After iron oxide concretions and nodules, the most common type of meteorwrong that we encounter is industrial slag. Slag usually refers to a glassy by-product of smelting ores to retrieve the metal. I use the term here to also include any man-made, rock-like by-product of heating things to high temperature. Thus, clinkers are a form of slag.
Two other common characteristics of most slags are that they are glassy (vitreous) and contain of vesicles (gas bubbles). Many slags also contain metal from inefficient separation of metal from ore during smelting and, thus, they will attract a magnet.
Slags catch people attention because of their morphology. Slags often have very rough exteriors, unlike any stony meteorite. Some show flow features in the glass and others have flat surfaces from having solidified in a contained space. Slags are sometimes used in road construction and as landscaping gravel, so they are more common than one might think.
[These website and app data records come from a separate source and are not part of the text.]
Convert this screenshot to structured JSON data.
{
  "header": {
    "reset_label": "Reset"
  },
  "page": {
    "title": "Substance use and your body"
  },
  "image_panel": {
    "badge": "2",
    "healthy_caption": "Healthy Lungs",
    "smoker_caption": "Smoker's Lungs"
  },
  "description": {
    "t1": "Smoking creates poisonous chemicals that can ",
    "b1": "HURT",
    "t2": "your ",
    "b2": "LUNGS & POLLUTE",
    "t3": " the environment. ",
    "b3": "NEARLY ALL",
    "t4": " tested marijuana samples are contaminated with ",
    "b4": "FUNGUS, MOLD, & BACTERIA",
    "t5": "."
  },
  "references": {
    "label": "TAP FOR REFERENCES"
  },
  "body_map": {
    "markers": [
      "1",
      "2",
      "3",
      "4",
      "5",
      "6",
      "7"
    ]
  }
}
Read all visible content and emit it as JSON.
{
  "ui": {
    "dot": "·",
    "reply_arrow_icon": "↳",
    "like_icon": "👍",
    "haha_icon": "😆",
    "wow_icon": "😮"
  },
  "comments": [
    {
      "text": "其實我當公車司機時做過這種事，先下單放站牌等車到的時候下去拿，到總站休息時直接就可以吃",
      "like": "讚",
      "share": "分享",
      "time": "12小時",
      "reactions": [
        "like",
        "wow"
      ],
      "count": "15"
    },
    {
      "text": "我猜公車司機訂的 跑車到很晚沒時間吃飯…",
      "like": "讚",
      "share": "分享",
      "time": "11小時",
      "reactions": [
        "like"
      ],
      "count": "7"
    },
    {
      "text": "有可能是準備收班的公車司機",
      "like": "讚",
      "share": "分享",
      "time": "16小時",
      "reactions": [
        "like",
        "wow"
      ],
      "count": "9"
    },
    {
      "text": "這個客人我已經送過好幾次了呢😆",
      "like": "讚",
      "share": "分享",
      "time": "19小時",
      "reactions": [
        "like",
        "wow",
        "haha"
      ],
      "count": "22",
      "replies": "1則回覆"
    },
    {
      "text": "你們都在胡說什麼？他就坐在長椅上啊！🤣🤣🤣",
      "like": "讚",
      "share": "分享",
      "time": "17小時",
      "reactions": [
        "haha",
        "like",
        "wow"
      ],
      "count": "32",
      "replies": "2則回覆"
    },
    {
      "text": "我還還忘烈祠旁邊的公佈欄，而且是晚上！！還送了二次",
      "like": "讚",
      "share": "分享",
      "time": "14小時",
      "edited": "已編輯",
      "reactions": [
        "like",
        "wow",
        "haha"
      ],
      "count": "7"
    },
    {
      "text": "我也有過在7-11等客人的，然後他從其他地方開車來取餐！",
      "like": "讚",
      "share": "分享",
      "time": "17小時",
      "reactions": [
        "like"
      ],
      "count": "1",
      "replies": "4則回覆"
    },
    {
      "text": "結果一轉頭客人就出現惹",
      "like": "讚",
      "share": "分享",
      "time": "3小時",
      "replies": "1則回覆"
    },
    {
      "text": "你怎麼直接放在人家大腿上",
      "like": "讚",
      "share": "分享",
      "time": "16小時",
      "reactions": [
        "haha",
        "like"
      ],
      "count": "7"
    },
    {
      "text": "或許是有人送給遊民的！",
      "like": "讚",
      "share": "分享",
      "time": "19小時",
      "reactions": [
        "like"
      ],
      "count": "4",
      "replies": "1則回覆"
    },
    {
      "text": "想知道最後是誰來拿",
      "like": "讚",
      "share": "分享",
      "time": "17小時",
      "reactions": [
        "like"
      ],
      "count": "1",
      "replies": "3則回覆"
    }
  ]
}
I have not personally examined all the examples pictured here, but I suspect that most are slags. Some might be fulgurites – lithified soil and vaporized organic matter produced as a result of a lightning strike. Some might be products of electric discharges when high-voltage power lines fall to the ground. A few might actually be natural volcanic rocks. None of them are meteorites, however. None have fusion crusts!
Curiously, quite a few of the rocks that people describe as “it wasn’t there yesterday” look like slags to me.
Since 2004, a disturbed man from Sweden has sent me more than 10,000 pictures like these of rocks he claims to be from the Moon. They are all accompanied by words like “THE WORLD’S OUTSTANDING MOST BEAUTIFUL genuine Lunar breccia meteorite SWE2003 with gold fusion crust,” or “You will NOT find such genuine anorthositic rich extreme Lunar meteorites with rare green, gold and dark beautiful fusion crust on the Washington Lunar list and you can also see Mini-Moon spherules, untouched and not sliced!” None of these things are meteorites of any kind. They are junk.